* Exercise details
Go through the records and show each line where the word "organisation" occurs.

* Record excerpts
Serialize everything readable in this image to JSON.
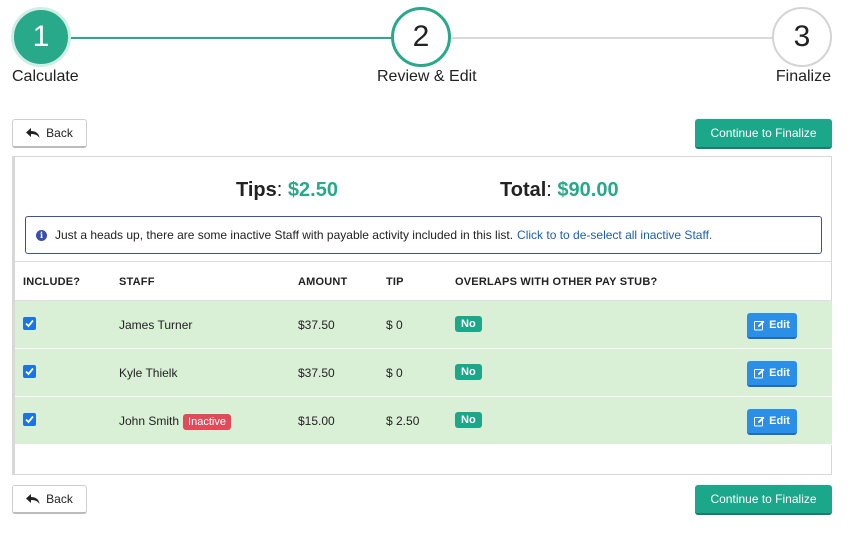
{
  "stepper": {
    "steps": [
      {
        "number": "1",
        "label": "Calculate"
      },
      {
        "number": "2",
        "label": "Review & Edit"
      },
      {
        "number": "3",
        "label": "Finalize"
      }
    ],
    "colors": {
      "complete": "#27a98a",
      "pending": "#d9d9d9"
    }
  },
  "actions": {
    "back_label": "Back",
    "continue_label": "Continue to Finalize"
  },
  "summary": {
    "tips_label": "Tips",
    "tips_value": "$2.50",
    "total_label": "Total",
    "total_value": "$90.00"
  },
  "alert": {
    "icon": "info-icon",
    "message": "Just a heads up, there are some inactive Staff with payable activity included in this list.",
    "link_text": "Click to to de-select all inactive Staff."
  },
  "table": {
    "headers": {
      "include": "INCLUDE?",
      "staff": "STAFF",
      "amount": "AMOUNT",
      "tip": "TIP",
      "overlaps": "OVERLAPS WITH OTHER PAY STUB?"
    },
    "rows": [
      {
        "included": true,
        "staff": "James Turner",
        "badge": "",
        "amount": "$37.50",
        "tip": "$ 0",
        "overlaps": "No",
        "edit_label": "Edit"
      },
      {
        "included": true,
        "staff": "Kyle Thielk",
        "badge": "",
        "amount": "$37.50",
        "tip": "$ 0",
        "overlaps": "No",
        "edit_label": "Edit"
      },
      {
        "included": true,
        "staff": "John Smith",
        "badge": "Inactive",
        "amount": "$15.00",
        "tip": "$ 2.50",
        "overlaps": "No",
        "edit_label": "Edit"
      }
    ]
  }
}
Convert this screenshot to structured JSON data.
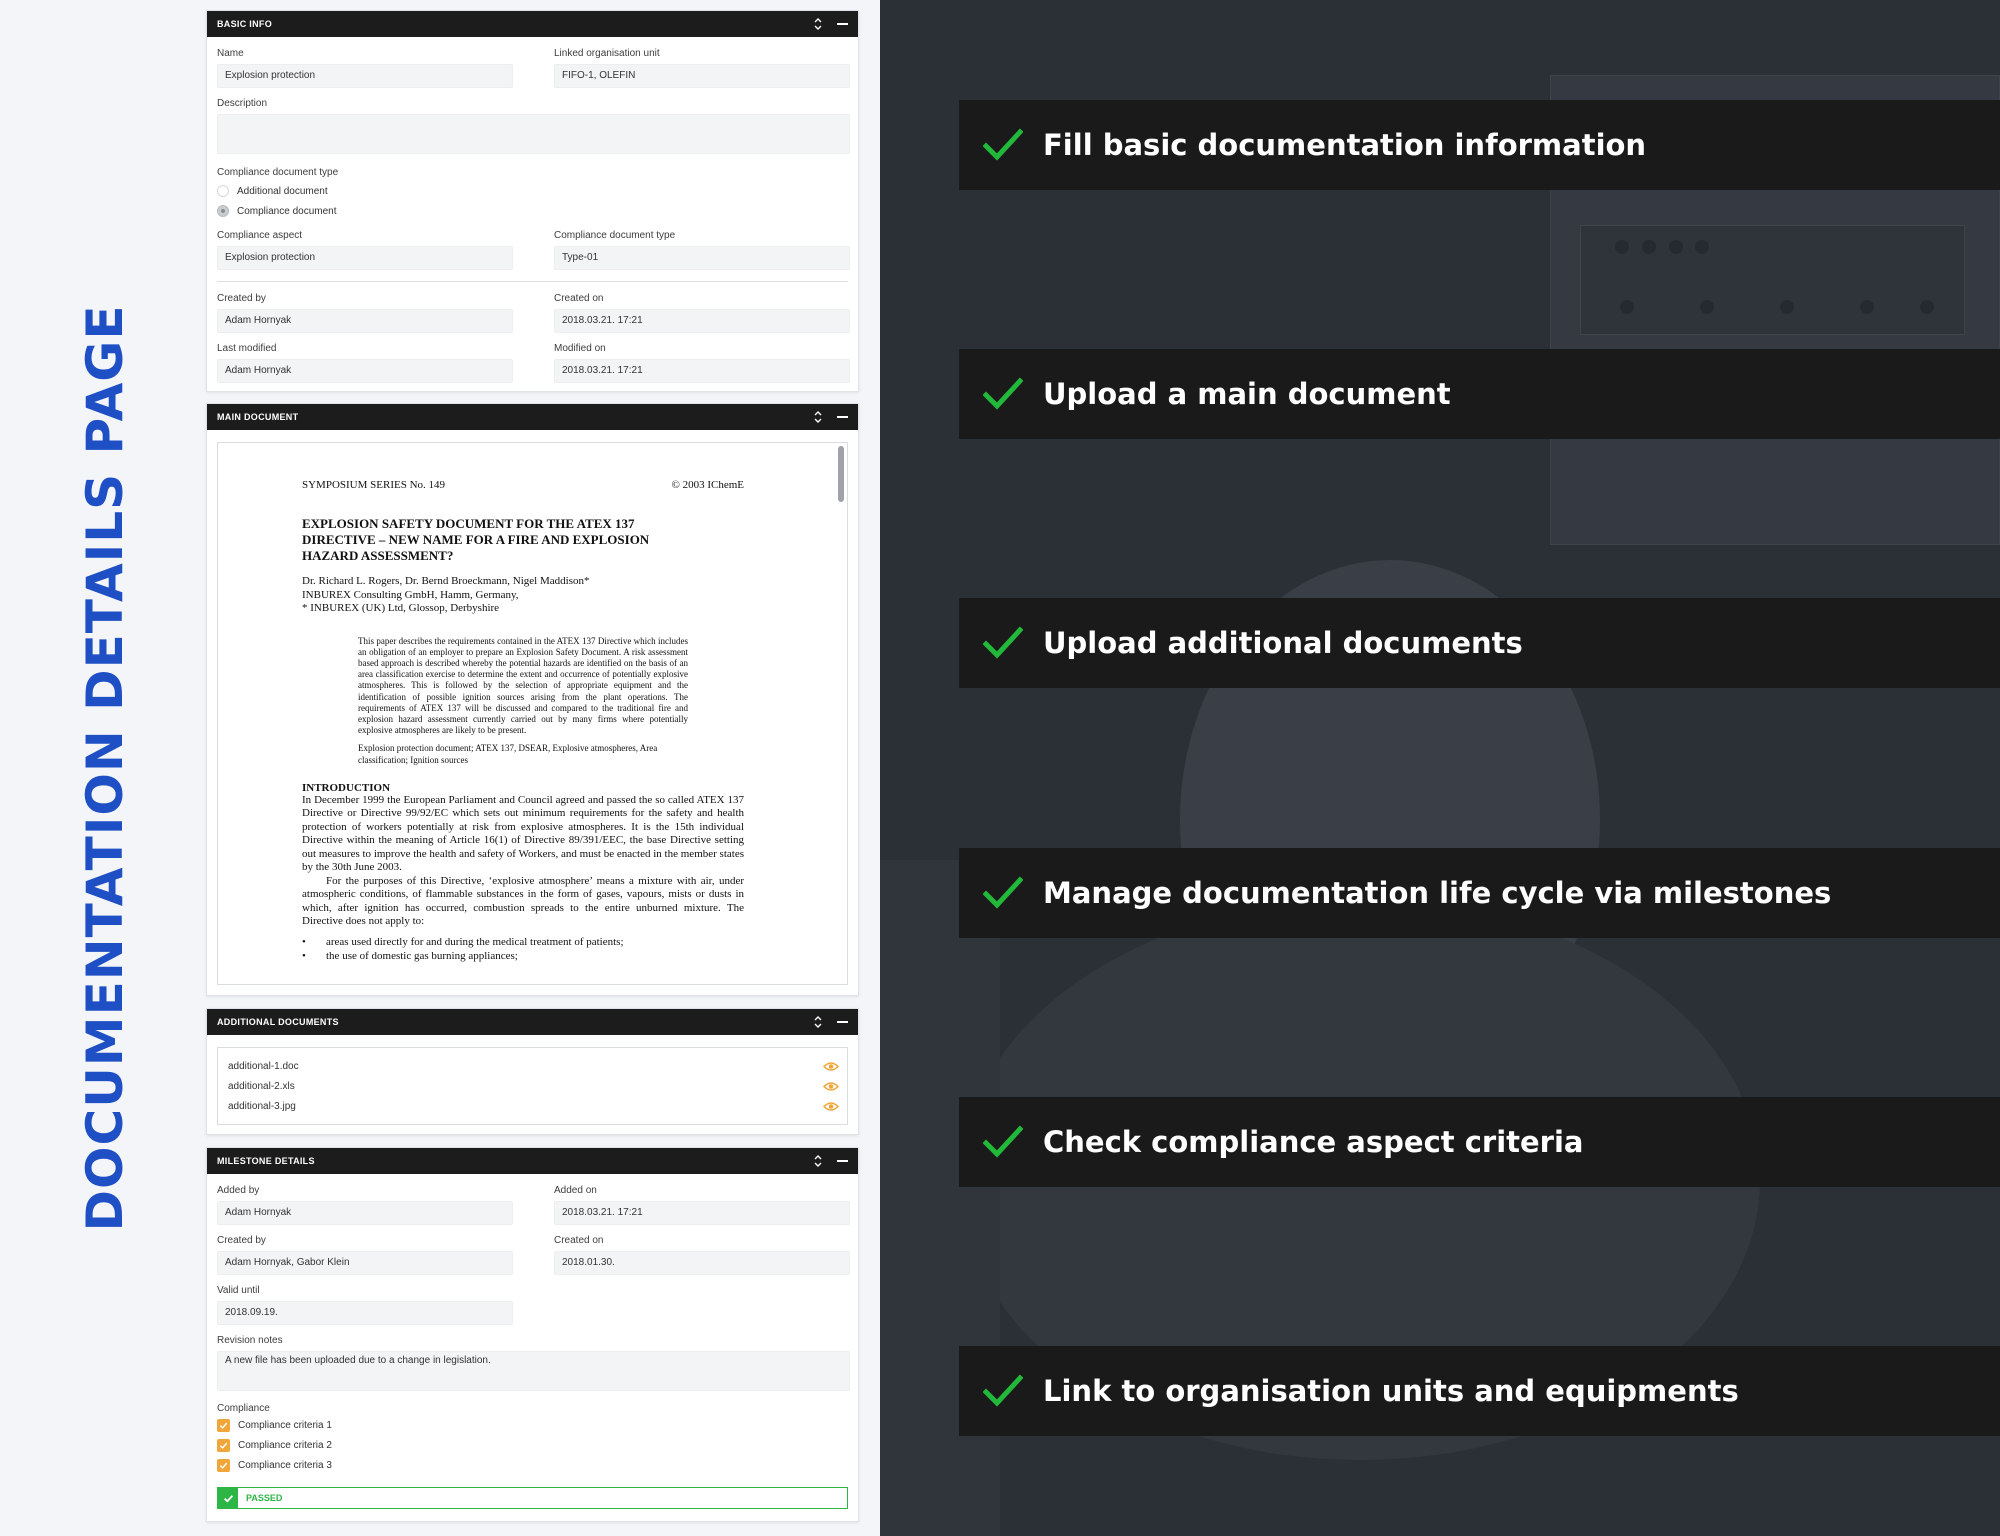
{
  "page_title": "DOCUMENTATION DETAILS PAGE",
  "basic_info": {
    "title": "BASIC INFO",
    "name_label": "Name",
    "name_value": "Explosion protection",
    "org_unit_label": "Linked organisation unit",
    "org_unit_value": "FIFO-1, OLEFIN",
    "description_label": "Description",
    "description_value": "",
    "doc_type_group_label": "Compliance document type",
    "radio_options": [
      "Additional document",
      "Compliance document"
    ],
    "selected_radio": "Compliance document",
    "aspect_label": "Compliance aspect",
    "aspect_value": "Explosion protection",
    "doc_type_label": "Compliance document type",
    "doc_type_value": "Type-01",
    "created_by_label": "Created by",
    "created_by_value": "Adam Hornyak",
    "created_on_label": "Created on",
    "created_on_value": "2018.03.21. 17:21",
    "last_modified_label": "Last modified",
    "last_modified_value": "Adam Hornyak",
    "modified_on_label": "Modified on",
    "modified_on_value": "2018.03.21. 17:21"
  },
  "main_document": {
    "title": "MAIN DOCUMENT",
    "series": "SYMPOSIUM SERIES No. 149",
    "copyright": "© 2003 IChemE",
    "doc_title": "EXPLOSION SAFETY DOCUMENT FOR THE ATEX 137\nDIRECTIVE – NEW NAME FOR A FIRE AND EXPLOSION\nHAZARD ASSESSMENT?",
    "authors": "Dr. Richard L. Rogers, Dr. Bernd Broeckmann, Nigel Maddison*\nINBUREX Consulting GmbH, Hamm, Germany,\n* INBUREX (UK) Ltd, Glossop, Derbyshire",
    "abstract": "This paper describes the requirements contained in the ATEX 137 Directive which includes an obligation of an employer to prepare an Explosion Safety Document. A risk assessment based approach is described whereby the potential hazards are identified on the basis of an area classification exercise to determine the extent and occurrence of potentially explosive atmospheres. This is followed by the selection of appropriate equipment and the identification of possible ignition sources arising from the plant operations. The requirements of ATEX 137 will be discussed and compared to the traditional fire and explosion hazard assessment currently carried out by many firms where potentially explosive atmospheres are likely to be present.",
    "keywords": "Explosion protection document; ATEX 137, DSEAR, Explosive atmospheres, Area classification; Ignition sources",
    "intro_heading": "INTRODUCTION",
    "intro_p1": "In December 1999 the European Parliament and Council agreed and passed the so called ATEX 137 Directive or Directive 99/92/EC which sets out minimum requirements for the safety and health protection of workers potentially at risk from explosive atmospheres. It is the 15th individual Directive within the meaning of Article 16(1) of Directive 89/391/EEC, the base Directive setting out measures to improve the health and safety of Workers, and must be enacted in the member states by the 30th June 2003.",
    "intro_p2": "For the purposes of this Directive, ‘explosive atmosphere’ means a mixture with air, under atmospheric conditions, of flammable substances in the form of gases, vapours, mists or dusts in which, after ignition has occurred, combustion spreads to the entire unburned mixture. The Directive does not apply to:",
    "bullets": [
      "areas used directly for and during the medical treatment of patients;",
      "the use of domestic gas burning appliances;"
    ]
  },
  "additional_documents": {
    "title": "ADDITIONAL DOCUMENTS",
    "files": [
      "additional-1.doc",
      "additional-2.xls",
      "additional-3.jpg"
    ]
  },
  "milestone_details": {
    "title": "MILESTONE DETAILS",
    "added_by_label": "Added by",
    "added_by_value": "Adam Hornyak",
    "added_on_label": "Added on",
    "added_on_value": "2018.03.21. 17:21",
    "created_by_label": "Created by",
    "created_by_value": "Adam Hornyak, Gabor Klein",
    "created_on_label": "Created on",
    "created_on_value": "2018.01.30.",
    "valid_until_label": "Valid until",
    "valid_until_value": "2018.09.19.",
    "revision_label": "Revision notes",
    "revision_value": "A new file has been uploaded due to a change in legislation.",
    "compliance_label": "Compliance",
    "criteria": [
      "Compliance criteria 1",
      "Compliance criteria 2",
      "Compliance criteria 3"
    ],
    "status": "PASSED"
  },
  "features": [
    "Fill basic documentation information",
    "Upload a main document",
    "Upload additional documents",
    "Manage documentation life cycle via milestones",
    "Check compliance aspect criteria",
    "Link to organisation units and equipments"
  ],
  "colors": {
    "title_blue": "#1f4fc4",
    "check_green": "#22b83a",
    "header_dark": "#1c1c1c",
    "checkbox_orange": "#f0a63a",
    "passed_green": "#2db546",
    "eye_orange": "#f0a63a"
  },
  "icons": {
    "panel_sort": "chevron-up-down-icon",
    "panel_minimize": "minimize-icon",
    "file_view": "eye-icon",
    "feature": "check-icon"
  }
}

* Answer to this exercise
    "org_unit_label": "Linked organisation unit",
    "Link to organisation units and equipments"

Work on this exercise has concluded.